POEMS OF SUSSEX PLACES.
Now many a person had been fairly puzzled, By such assailants and completely muzzled ; Baker, however, was not dashed with ease— But proved he acted after their own system, And with small ceremony soon dismissed 'em, Putting these words into their ears like fleas : " If I do have a blow, well, where's the oddity ? I merely do as other tradesmen do, You sir—and you—and you ! I'm only puffing off my own commodity."
Lord Thurlow's sonnet, though entitled " Hastings," seems to be more appropriately placed with the verses relating to Battle.
O moon, that shinest on this heathy wild, And light'st the hill of Hastings with thy ray, How am I with thy sad delight beguiled, How hold with fond imagination play !

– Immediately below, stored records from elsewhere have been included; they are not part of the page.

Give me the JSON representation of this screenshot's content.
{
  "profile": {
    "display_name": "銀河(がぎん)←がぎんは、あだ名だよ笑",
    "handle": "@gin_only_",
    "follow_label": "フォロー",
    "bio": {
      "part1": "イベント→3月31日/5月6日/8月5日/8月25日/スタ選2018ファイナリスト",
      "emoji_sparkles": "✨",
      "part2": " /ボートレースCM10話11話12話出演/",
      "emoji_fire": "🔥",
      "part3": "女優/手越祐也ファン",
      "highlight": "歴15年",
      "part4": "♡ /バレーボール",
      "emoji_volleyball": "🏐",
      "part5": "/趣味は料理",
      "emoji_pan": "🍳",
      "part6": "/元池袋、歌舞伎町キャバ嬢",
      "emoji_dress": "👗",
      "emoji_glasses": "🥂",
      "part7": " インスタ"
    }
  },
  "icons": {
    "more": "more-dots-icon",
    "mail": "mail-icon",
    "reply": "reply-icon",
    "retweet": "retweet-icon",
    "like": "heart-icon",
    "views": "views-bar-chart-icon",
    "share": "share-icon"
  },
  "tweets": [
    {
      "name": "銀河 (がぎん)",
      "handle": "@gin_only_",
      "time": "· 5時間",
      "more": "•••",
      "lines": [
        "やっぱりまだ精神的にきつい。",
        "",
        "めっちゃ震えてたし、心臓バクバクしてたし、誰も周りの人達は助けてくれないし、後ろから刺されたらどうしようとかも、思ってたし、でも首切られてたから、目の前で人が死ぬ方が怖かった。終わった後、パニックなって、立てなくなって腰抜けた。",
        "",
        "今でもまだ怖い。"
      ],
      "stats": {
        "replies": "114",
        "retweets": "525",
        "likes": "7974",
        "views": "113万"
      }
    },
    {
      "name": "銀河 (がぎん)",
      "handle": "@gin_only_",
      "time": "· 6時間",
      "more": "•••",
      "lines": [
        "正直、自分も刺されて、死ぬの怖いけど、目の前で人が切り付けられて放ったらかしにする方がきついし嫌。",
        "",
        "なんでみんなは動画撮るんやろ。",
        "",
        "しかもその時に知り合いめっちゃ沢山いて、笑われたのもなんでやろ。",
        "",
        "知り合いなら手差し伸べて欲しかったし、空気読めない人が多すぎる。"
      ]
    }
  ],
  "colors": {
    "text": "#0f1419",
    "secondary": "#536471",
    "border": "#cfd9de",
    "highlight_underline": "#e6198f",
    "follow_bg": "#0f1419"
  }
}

By thy broad taper I call up the time When Harold on the bleeding verdure lay, Though great in glory, over stained with crime, And fallen by his fate from kingly sway !
On bleeding knights, and on war-broken arms, Torn banners, and the dying steed you shone, When this fair England and her peerless charms, And all but honor, to the foe were gone !
Here died the king, whom his brave subjects choose, But dying, lay amid his Norman foes.
Beachy Head. Charlotte Smith has described this bold headland where the South Downs end in the sea.